*** GIVEN DATA Section Begins ***
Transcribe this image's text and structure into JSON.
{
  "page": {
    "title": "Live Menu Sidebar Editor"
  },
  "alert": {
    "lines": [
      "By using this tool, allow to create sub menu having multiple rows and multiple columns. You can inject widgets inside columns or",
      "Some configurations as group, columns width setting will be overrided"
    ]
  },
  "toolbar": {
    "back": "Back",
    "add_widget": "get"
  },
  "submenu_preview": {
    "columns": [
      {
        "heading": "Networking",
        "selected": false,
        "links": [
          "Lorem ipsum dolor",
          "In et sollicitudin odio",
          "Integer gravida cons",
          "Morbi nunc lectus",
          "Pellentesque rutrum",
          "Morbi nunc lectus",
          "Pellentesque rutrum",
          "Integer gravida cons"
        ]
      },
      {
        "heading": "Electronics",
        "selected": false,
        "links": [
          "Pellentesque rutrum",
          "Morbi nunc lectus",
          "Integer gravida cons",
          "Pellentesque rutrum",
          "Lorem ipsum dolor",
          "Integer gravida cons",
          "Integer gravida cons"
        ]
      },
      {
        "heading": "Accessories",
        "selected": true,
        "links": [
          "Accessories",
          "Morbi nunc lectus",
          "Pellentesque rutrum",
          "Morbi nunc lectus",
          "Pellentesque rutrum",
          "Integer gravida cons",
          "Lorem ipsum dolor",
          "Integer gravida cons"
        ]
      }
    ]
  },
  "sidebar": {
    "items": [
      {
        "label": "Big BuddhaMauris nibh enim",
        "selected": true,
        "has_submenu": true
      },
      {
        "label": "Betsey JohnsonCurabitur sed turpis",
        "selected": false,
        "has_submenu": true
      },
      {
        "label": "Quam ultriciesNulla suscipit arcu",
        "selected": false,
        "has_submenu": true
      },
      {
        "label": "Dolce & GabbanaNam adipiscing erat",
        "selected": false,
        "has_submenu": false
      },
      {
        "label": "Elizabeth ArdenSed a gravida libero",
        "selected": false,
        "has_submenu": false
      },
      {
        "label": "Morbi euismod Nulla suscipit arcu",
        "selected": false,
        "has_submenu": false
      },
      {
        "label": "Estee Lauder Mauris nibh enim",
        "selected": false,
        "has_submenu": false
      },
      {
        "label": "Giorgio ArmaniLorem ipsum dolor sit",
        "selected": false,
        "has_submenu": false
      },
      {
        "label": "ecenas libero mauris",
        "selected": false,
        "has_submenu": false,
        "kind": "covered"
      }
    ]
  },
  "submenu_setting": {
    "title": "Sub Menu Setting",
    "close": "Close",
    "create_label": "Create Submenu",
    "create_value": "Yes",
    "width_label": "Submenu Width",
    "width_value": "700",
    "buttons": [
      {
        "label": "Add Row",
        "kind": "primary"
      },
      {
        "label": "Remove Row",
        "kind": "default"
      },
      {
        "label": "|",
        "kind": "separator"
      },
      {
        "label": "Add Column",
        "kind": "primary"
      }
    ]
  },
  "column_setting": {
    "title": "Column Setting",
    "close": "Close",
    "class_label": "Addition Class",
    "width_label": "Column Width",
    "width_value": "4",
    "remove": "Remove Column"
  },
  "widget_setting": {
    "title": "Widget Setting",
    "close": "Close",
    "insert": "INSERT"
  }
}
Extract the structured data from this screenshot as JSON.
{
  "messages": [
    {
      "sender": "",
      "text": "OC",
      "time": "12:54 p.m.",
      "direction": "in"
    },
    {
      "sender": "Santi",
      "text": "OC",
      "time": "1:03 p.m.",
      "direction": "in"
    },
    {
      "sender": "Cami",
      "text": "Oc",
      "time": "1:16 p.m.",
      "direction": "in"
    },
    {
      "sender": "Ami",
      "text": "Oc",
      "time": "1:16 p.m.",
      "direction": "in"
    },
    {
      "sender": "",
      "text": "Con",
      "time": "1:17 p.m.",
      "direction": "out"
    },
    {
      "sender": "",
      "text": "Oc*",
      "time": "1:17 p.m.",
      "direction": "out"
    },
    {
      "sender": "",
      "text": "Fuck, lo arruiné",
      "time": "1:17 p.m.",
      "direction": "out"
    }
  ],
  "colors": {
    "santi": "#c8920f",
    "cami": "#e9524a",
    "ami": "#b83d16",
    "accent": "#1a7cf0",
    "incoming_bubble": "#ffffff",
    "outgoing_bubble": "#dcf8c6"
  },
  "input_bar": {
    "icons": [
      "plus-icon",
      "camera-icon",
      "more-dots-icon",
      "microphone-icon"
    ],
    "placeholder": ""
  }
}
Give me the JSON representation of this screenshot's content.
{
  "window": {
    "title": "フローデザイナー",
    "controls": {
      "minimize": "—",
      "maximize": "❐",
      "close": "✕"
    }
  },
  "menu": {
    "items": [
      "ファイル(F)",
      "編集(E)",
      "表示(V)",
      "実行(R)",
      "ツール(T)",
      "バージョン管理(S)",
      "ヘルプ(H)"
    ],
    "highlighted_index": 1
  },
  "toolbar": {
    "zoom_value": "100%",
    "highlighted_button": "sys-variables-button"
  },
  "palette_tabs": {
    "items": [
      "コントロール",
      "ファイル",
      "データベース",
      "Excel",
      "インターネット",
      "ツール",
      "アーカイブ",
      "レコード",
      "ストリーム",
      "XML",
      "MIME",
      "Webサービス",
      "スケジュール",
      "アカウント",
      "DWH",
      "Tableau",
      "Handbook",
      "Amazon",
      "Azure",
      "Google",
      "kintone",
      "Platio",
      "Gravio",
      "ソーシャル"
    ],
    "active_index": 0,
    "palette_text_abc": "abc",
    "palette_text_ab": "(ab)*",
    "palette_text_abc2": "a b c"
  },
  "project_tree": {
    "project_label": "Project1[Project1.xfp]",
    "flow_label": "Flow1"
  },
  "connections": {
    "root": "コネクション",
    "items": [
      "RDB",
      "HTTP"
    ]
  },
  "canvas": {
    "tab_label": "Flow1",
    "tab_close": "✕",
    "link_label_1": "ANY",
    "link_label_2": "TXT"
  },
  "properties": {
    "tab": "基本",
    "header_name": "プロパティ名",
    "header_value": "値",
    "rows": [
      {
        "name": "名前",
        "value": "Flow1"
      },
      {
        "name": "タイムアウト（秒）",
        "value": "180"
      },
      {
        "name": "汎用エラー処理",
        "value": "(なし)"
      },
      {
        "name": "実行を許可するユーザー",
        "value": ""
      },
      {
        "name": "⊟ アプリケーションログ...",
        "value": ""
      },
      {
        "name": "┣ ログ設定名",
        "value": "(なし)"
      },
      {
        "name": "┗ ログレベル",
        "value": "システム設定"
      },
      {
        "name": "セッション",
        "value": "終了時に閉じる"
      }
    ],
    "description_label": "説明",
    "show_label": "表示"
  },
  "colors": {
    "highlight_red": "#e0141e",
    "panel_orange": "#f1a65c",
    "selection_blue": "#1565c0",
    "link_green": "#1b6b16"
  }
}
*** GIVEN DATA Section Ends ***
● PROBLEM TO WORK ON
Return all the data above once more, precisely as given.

● WRITTEN RESPONSE
Transcribe this image's text and structure into JSON.
{
  "page": {
    "title": "Live Menu Sidebar Editor"
  },
  "alert": {
    "lines": [
      "By using this tool, allow to create sub menu having multiple rows and multiple columns. You can inject widgets inside columns or",
      "Some configurations as group, columns width setting will be overrided"
    ]
  },
  "toolbar": {
    "back": "Back",
    "add_widget": "get"
  },
  "submenu_preview": {
    "columns": [
      {
        "heading": "Networking",
        "selected": false,
        "links": [
          "Lorem ipsum dolor",
          "In et sollicitudin odio",
          "Integer gravida cons",
          "Morbi nunc lectus",
          "Pellentesque rutrum",
          "Morbi nunc lectus",
          "Pellentesque rutrum",
          "Integer gravida cons"
        ]
      },
      {
        "heading": "Electronics",
        "selected": false,
        "links": [
          "Pellentesque rutrum",
          "Morbi nunc lectus",
          "Integer gravida cons",
          "Pellentesque rutrum",
          "Lorem ipsum dolor",
          "Integer gravida cons",
          "Integer gravida cons"
        ]
      },
      {
        "heading": "Accessories",
        "selected": true,
        "links": [
          "Accessories",
          "Morbi nunc lectus",
          "Pellentesque rutrum",
          "Morbi nunc lectus",
          "Pellentesque rutrum",
          "Integer gravida cons",
          "Lorem ipsum dolor",
          "Integer gravida cons"
        ]
      }
    ]
  },
  "sidebar": {
    "items": [
      {
        "label": "Big BuddhaMauris nibh enim",
        "selected": true,
        "has_submenu": true
      },
      {
        "label": "Betsey JohnsonCurabitur sed turpis",
        "selected": false,
        "has_submenu": true
      },
      {
        "label": "Quam ultriciesNulla suscipit arcu",
        "selected": false,
        "has_submenu": true
      },
      {
        "label": "Dolce & GabbanaNam adipiscing erat",
        "selected": false,
        "has_submenu": false
      },
      {
        "label": "Elizabeth ArdenSed a gravida libero",
        "selected": false,
        "has_submenu": false
      },
      {
        "label": "Morbi euismod Nulla suscipit arcu",
        "selected": false,
        "has_submenu": false
      },
      {
        "label": "Estee Lauder Mauris nibh enim",
        "selected": false,
        "has_submenu": false
      },
      {
        "label": "Giorgio ArmaniLorem ipsum dolor sit",
        "selected": false,
        "has_submenu": false
      },
      {
        "label": "ecenas libero mauris",
        "selected": false,
        "has_submenu": false,
        "kind": "covered"
      }
    ]
  },
  "submenu_setting": {
    "title": "Sub Menu Setting",
    "close": "Close",
    "create_label": "Create Submenu",
    "create_value": "Yes",
    "width_label": "Submenu Width",
    "width_value": "700",
    "buttons": [
      {
        "label": "Add Row",
        "kind": "primary"
      },
      {
        "label": "Remove Row",
        "kind": "default"
      },
      {
        "label": "|",
        "kind": "separator"
      },
      {
        "label": "Add Column",
        "kind": "primary"
      }
    ]
  },
  "column_setting": {
    "title": "Column Setting",
    "close": "Close",
    "class_label": "Addition Class",
    "width_label": "Column Width",
    "width_value": "4",
    "remove": "Remove Column"
  },
  "widget_setting": {
    "title": "Widget Setting",
    "close": "Close",
    "insert": "INSERT"
  }
}
Extract the structured data from this screenshot as JSON.
{
  "messages": [
    {
      "sender": "",
      "text": "OC",
      "time": "12:54 p.m.",
      "direction": "in"
    },
    {
      "sender": "Santi",
      "text": "OC",
      "time": "1:03 p.m.",
      "direction": "in"
    },
    {
      "sender": "Cami",
      "text": "Oc",
      "time": "1:16 p.m.",
      "direction": "in"
    },
    {
      "sender": "Ami",
      "text": "Oc",
      "time": "1:16 p.m.",
      "direction": "in"
    },
    {
      "sender": "",
      "text": "Con",
      "time": "1:17 p.m.",
      "direction": "out"
    },
    {
      "sender": "",
      "text": "Oc*",
      "time": "1:17 p.m.",
      "direction": "out"
    },
    {
      "sender": "",
      "text": "Fuck, lo arruiné",
      "time": "1:17 p.m.",
      "direction": "out"
    }
  ],
  "colors": {
    "santi": "#c8920f",
    "cami": "#e9524a",
    "ami": "#b83d16",
    "accent": "#1a7cf0",
    "incoming_bubble": "#ffffff",
    "outgoing_bubble": "#dcf8c6"
  },
  "input_bar": {
    "icons": [
      "plus-icon",
      "camera-icon",
      "more-dots-icon",
      "microphone-icon"
    ],
    "placeholder": ""
  }
}
Give me the JSON representation of this screenshot's content.
{
  "window": {
    "title": "フローデザイナー",
    "controls": {
      "minimize": "—",
      "maximize": "❐",
      "close": "✕"
    }
  },
  "menu": {
    "items": [
      "ファイル(F)",
      "編集(E)",
      "表示(V)",
      "実行(R)",
      "ツール(T)",
      "バージョン管理(S)",
      "ヘルプ(H)"
    ],
    "highlighted_index": 1
  },
  "toolbar": {
    "zoom_value": "100%",
    "highlighted_button": "sys-variables-button"
  },
  "palette_tabs": {
    "items": [
      "コントロール",
      "ファイル",
      "データベース",
      "Excel",
      "インターネット",
      "ツール",
      "アーカイブ",
      "レコード",
      "ストリーム",
      "XML",
      "MIME",
      "Webサービス",
      "スケジュール",
      "アカウント",
      "DWH",
      "Tableau",
      "Handbook",
      "Amazon",
      "Azure",
      "Google",
      "kintone",
      "Platio",
      "Gravio",
      "ソーシャル"
    ],
    "active_index": 0,
    "palette_text_abc": "abc",
    "palette_text_ab": "(ab)*",
    "palette_text_abc2": "a b c"
  },
  "project_tree": {
    "project_label": "Project1[Project1.xfp]",
    "flow_label": "Flow1"
  },
  "connections": {
    "root": "コネクション",
    "items": [
      "RDB",
      "HTTP"
    ]
  },
  "canvas": {
    "tab_label": "Flow1",
    "tab_close": "✕",
    "link_label_1": "ANY",
    "link_label_2": "TXT"
  },
  "properties": {
    "tab": "基本",
    "header_name": "プロパティ名",
    "header_value": "値",
    "rows": [
      {
        "name": "名前",
        "value": "Flow1"
      },
      {
        "name": "タイムアウト（秒）",
        "value": "180"
      },
      {
        "name": "汎用エラー処理",
        "value": "(なし)"
      },
      {
        "name": "実行を許可するユーザー",
        "value": ""
      },
      {
        "name": "⊟ アプリケーションログ...",
        "value": ""
      },
      {
        "name": "┣ ログ設定名",
        "value": "(なし)"
      },
      {
        "name": "┗ ログレベル",
        "value": "システム設定"
      },
      {
        "name": "セッション",
        "value": "終了時に閉じる"
      }
    ],
    "description_label": "説明",
    "show_label": "表示"
  },
  "colors": {
    "highlight_red": "#e0141e",
    "panel_orange": "#f1a65c",
    "selection_blue": "#1565c0",
    "link_green": "#1b6b16"
  }
}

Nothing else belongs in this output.